* Work instructions
Look for the word "Minum" in the entries and copy every line where it shows up.

* Entries shown
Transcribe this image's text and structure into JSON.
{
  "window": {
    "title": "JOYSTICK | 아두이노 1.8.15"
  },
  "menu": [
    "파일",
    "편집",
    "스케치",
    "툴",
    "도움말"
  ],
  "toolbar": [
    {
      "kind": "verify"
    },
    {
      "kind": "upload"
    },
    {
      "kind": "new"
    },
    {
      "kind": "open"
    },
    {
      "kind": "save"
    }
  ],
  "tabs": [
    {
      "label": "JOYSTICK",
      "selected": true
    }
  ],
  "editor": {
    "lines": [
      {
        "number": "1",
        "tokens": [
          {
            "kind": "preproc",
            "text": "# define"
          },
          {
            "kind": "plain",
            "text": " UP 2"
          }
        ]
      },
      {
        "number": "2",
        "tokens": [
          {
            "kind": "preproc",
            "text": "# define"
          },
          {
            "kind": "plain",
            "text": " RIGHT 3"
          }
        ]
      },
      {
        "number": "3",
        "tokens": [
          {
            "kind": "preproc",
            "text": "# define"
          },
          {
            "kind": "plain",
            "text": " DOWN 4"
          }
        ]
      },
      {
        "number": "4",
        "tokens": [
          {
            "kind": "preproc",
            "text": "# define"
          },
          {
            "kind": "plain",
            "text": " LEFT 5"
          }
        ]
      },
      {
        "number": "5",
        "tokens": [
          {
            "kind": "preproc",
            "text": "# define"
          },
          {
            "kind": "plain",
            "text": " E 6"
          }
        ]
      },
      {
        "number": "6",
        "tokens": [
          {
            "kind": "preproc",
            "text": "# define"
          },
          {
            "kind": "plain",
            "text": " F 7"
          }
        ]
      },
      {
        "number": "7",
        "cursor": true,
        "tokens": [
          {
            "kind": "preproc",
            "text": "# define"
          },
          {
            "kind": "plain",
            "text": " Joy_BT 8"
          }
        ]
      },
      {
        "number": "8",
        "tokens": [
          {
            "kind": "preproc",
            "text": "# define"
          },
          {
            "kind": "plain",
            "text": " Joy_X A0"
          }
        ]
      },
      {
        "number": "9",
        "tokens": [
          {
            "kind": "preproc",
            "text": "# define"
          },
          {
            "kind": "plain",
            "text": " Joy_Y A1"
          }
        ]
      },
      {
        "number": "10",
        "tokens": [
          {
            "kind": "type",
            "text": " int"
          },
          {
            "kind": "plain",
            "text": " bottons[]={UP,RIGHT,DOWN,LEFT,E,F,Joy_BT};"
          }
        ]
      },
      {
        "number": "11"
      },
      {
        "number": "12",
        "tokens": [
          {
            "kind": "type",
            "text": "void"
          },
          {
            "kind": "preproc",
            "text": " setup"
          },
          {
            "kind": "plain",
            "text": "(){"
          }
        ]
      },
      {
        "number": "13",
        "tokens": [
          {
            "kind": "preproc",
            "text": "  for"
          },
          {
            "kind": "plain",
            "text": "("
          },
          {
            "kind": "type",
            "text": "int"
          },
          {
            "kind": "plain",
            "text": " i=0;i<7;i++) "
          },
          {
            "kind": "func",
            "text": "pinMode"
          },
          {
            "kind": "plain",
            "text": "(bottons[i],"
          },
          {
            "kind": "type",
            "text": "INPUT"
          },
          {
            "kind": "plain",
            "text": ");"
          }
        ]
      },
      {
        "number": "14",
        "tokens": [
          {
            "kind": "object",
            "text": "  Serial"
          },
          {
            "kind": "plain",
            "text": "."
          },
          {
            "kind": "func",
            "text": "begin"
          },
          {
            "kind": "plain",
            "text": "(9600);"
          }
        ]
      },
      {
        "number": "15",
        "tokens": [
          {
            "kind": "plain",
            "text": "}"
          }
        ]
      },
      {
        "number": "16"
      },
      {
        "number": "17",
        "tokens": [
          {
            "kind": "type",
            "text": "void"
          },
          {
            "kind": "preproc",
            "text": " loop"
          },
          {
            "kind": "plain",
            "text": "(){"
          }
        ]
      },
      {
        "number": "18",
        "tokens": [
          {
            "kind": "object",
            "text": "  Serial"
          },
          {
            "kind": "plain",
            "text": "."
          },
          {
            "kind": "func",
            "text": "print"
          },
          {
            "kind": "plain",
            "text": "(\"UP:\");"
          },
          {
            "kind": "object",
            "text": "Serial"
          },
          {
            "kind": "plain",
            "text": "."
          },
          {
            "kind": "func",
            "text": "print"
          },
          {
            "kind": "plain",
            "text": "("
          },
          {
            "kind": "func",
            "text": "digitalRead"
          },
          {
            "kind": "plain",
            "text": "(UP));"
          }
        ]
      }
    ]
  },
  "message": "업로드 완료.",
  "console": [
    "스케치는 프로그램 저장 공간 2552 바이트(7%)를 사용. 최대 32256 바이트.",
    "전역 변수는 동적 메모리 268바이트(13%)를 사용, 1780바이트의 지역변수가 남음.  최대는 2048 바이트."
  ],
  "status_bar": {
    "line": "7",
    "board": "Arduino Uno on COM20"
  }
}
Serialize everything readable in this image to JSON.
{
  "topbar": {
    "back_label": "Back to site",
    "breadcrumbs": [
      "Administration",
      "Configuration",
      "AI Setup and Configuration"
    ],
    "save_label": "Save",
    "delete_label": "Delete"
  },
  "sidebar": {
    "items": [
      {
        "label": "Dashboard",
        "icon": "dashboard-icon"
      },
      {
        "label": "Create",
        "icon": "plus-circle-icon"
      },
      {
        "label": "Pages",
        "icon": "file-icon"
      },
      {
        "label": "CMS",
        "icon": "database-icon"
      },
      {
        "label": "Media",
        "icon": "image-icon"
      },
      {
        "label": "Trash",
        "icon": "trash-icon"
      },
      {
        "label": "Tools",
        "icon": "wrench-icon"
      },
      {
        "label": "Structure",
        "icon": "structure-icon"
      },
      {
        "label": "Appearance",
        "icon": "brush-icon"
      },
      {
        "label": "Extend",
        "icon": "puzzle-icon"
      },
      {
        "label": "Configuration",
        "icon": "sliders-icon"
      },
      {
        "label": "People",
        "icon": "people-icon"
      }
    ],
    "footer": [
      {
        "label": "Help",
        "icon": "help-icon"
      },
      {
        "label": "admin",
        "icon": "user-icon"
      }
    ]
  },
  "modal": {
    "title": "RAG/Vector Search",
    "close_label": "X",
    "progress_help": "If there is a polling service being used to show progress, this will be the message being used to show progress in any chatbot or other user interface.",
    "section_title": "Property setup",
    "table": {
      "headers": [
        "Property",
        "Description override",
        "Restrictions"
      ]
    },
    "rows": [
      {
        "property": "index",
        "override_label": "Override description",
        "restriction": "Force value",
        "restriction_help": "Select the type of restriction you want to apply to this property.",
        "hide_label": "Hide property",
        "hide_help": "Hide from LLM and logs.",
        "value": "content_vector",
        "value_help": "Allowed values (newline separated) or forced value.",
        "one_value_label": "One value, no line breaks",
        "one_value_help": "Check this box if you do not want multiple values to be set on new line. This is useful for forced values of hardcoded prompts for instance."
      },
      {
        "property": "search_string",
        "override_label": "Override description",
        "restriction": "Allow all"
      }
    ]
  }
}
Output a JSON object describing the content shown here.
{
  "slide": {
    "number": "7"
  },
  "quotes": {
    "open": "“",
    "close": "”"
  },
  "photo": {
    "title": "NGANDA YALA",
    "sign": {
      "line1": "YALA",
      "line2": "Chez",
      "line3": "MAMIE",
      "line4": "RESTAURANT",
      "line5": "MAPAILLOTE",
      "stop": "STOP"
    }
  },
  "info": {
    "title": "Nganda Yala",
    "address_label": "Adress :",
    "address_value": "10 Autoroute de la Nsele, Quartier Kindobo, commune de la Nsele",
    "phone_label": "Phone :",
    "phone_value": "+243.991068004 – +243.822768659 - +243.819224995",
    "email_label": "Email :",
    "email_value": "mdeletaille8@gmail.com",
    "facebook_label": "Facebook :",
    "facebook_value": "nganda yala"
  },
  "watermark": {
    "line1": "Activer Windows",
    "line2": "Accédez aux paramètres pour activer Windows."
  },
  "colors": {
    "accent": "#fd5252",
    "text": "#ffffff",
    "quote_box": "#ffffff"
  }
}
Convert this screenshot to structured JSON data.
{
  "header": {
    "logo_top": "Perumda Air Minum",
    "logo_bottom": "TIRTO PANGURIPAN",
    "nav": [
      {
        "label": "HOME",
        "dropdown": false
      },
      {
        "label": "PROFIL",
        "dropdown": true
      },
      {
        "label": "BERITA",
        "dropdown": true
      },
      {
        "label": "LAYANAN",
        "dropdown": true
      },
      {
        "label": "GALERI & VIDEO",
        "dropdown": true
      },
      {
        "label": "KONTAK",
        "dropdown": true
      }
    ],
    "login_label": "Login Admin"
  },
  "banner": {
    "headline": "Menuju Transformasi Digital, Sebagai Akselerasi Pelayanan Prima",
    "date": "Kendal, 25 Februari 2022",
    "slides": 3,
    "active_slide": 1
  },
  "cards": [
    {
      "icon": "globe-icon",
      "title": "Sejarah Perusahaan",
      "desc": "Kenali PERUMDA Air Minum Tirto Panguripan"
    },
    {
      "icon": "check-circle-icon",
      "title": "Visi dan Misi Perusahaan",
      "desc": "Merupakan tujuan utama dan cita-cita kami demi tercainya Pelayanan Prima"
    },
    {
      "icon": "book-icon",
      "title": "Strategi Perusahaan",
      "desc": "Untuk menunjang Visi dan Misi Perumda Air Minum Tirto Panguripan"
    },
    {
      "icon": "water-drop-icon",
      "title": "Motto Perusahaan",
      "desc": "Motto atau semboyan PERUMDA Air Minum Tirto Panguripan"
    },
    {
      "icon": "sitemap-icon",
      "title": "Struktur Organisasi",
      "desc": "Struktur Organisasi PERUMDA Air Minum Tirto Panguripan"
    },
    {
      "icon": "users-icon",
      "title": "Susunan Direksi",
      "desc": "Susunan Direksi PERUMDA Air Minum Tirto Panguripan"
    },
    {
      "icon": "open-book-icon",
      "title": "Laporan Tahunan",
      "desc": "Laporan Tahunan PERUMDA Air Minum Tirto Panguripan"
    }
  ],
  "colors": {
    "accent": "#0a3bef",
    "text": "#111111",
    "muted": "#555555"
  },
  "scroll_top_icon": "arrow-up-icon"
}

* Exercise result
    "logo_top": "Perumda Air Minum",
      "desc": "Kenali PERUMDA Air Minum Tirto Panguripan"
      "desc": "Untuk menunjang Visi dan Misi Perumda Air Minum Tirto Panguripan"
      "desc": "Motto atau semboyan PERUMDA Air Minum Tirto Panguripan"
      "desc": "Struktur Organisasi PERUMDA Air Minum Tirto Panguripan"
      "desc": "Susunan Direksi PERUMDA Air Minum Tirto Panguripan"
      "desc": "Laporan Tahunan PERUMDA Air Minum Tirto Panguripan"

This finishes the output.